Dear Joe:

I understand Bill Roth has written you on the GATT problems raised by our tourism proposals.2 The Department of State shares this concern. We are convinced that some of these proposals—specifically, the mandatory flat rate on certain tourist and other noncommercial imports and the preferential treatment for Canada, Mexico and the Caribbean—will lead to a confrontation in the GATT.

We have already received representations of concern by a delegation representing the five Scandinavian countries and by the German Embassy.3 If we persist in these proposals, we may seriously jeopardize our chances of receiving international cooperation in areas of major importance to the balance of payments, such as possible advance Kennedy Round implementation and directional air fares.

The mandatory flat rate customs proposal is, in our view, a clear violation of recently negotiated tariff concessions in the GATT. We would agree with Bill Roth that an option should be given to returning residents to pay the rates in the tariff schedules, in lieu of the proposed flat rate. We understand that the Bureau of Customs has objected on the grounds of the difficulty of administering such an option. This argument would not be convincing to GATT members in Europe, many of whom in fact offer similar options. (If the Bureau of Customs includes rates for common imports in its customs pamphlet and requires each returning resident to figure out his own option, the administrative problem could be largely eliminated.)

At the same time, we expect various nations to point out that a preferential treatment for Canada, Mexico and the Caribbean runs directly [Page 541] counter to our most-favored-nation obligations in the GATT and other commercial treaties. Our ability to mollify adverse reaction would be greatly enhanced if these provisions were made temporary, as is the case with the excise tax on travel.

I would much appreciate your further consideration of these proposals. I am afraid that adverse reactions to them by other countries could well outweigh the balance of payments benefits which might accrue. My staff will be happy to work with Treasury officials to obtain a mutually satisfactory resolution of these problems.
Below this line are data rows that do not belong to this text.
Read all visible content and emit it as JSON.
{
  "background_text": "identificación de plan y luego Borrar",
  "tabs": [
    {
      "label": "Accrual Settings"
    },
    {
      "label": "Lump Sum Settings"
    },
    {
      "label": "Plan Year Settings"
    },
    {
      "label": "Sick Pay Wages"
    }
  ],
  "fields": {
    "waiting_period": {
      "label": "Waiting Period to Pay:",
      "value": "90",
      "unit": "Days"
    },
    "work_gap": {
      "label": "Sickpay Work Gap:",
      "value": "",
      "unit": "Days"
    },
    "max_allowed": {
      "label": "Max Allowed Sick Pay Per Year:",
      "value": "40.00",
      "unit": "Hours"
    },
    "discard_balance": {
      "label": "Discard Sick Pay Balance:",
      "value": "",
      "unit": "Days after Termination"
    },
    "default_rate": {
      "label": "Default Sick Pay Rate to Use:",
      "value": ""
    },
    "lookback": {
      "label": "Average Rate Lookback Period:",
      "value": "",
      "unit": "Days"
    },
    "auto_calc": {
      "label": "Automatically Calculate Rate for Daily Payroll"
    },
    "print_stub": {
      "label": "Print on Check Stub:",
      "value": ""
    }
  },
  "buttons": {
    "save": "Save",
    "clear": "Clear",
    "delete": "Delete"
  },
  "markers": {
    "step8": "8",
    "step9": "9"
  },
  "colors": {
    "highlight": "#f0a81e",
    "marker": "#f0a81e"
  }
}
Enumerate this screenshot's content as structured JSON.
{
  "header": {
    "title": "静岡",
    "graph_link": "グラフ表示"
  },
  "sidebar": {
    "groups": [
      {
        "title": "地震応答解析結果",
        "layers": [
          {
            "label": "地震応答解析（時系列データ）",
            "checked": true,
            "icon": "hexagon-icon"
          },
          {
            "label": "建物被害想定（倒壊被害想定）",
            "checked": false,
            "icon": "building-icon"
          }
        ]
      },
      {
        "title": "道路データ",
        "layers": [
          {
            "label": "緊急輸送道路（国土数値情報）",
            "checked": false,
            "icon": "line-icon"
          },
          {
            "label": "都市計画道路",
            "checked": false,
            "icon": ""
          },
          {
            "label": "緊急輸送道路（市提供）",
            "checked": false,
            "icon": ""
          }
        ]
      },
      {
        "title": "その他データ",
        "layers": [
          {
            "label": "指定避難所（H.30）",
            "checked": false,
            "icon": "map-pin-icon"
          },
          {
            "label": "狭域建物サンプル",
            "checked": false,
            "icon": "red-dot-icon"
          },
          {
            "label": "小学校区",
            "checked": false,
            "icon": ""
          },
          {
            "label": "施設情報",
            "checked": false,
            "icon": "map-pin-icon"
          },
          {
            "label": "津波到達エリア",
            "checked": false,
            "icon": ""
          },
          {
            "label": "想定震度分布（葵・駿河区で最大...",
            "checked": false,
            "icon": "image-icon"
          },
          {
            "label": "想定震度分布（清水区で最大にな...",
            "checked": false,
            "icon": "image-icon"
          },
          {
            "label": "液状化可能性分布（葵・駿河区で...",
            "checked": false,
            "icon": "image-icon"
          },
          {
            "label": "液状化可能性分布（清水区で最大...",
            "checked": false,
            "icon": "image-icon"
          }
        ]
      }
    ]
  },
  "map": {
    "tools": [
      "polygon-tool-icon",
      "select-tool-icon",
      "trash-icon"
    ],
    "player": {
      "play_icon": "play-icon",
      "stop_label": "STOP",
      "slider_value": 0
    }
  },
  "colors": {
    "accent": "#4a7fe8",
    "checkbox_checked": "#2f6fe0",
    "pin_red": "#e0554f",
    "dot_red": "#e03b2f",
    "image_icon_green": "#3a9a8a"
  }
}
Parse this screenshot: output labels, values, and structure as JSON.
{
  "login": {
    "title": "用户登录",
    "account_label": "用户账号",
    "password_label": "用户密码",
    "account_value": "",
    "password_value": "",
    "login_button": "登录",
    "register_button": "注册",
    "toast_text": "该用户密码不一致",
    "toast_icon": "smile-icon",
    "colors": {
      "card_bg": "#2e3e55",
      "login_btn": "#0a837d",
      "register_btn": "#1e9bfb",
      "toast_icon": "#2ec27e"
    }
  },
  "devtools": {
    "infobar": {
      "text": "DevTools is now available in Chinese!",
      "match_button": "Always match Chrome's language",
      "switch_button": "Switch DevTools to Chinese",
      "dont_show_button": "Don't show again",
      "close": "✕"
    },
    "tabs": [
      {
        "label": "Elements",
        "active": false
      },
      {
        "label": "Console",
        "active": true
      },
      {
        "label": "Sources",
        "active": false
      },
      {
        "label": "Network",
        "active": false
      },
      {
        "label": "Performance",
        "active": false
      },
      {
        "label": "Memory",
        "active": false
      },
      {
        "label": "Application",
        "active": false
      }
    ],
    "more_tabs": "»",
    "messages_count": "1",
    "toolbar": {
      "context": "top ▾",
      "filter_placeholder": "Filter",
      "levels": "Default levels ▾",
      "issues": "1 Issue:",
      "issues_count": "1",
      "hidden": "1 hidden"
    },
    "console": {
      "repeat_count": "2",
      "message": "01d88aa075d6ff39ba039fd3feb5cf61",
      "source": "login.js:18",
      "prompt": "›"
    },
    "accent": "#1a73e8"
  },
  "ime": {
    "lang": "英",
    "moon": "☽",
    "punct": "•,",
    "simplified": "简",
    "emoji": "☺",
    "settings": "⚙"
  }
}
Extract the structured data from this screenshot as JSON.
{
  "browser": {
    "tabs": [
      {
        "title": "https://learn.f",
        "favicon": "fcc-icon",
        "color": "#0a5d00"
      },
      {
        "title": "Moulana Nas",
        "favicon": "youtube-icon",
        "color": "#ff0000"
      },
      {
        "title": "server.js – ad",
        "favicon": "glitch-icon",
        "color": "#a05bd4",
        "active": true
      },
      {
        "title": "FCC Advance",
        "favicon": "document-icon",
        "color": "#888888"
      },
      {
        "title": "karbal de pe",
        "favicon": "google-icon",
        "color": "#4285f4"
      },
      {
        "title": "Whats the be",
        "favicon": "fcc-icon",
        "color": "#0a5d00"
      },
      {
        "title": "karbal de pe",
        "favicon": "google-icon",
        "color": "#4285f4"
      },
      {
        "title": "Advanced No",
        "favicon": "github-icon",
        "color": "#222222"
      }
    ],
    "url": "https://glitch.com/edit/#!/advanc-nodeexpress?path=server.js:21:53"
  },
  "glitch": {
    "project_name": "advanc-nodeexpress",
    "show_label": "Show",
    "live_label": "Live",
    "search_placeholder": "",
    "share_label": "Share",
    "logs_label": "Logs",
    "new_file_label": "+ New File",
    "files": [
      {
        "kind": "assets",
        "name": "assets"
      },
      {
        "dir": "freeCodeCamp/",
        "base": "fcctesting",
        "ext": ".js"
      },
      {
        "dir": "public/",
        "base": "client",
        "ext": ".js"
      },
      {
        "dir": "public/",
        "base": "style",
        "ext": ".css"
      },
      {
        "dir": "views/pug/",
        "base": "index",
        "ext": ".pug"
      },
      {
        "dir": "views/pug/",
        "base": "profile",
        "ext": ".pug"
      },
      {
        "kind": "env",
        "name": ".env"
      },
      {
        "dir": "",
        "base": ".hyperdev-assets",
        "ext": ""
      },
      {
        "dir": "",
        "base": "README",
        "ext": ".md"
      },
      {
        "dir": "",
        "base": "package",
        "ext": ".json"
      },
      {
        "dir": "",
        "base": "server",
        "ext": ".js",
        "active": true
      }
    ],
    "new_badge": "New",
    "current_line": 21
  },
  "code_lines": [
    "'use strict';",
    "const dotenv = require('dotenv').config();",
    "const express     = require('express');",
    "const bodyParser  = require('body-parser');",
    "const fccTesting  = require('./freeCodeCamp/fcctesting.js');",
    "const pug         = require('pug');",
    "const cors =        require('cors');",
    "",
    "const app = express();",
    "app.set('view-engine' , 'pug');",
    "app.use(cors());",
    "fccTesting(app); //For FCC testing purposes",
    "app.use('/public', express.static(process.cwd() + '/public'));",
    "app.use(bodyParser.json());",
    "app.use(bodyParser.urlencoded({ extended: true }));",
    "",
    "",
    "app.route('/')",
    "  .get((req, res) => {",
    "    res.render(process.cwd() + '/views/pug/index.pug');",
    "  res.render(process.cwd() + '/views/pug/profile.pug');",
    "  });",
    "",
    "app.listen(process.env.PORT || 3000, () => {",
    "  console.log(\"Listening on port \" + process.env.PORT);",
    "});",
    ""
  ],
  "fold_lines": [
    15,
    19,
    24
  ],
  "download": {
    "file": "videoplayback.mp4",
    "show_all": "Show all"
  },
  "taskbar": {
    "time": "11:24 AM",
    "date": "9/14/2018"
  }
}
Nicholas deB. Katzenbach
  1. Source: Johnson Library, Fowler Papers, International Balance of Payments: 1968 B of P—Tourism, Box 7. No classification marking. Another copy of the letter indicates that it was drafted by Donald Herr (U.). A March 25 covering memorandum from Solomon to Katzenbach, attached to that copy, explained that the administration’s tourism proposal raised several GATT problems that needed to be discussed with Fowler. Although Department of State and STR officials had met with Treasury people on these GATT problems, Fowler had rejected their proposals “(he has agreed to a small reduction in the level of the flat rate, which is not particularly helpful for our GATT problems).” Solomon worried that if Congress approved these measures as they then stood, “they would cause us GATT trade problems—far in excess of their significance in anticipated balance of payments gains—and could adversely affect European cooperation in other areas much more important to us.” (Department of State, Central Files, FT 7 GATT)
  2. Document 186.
  3. These representations have not been found.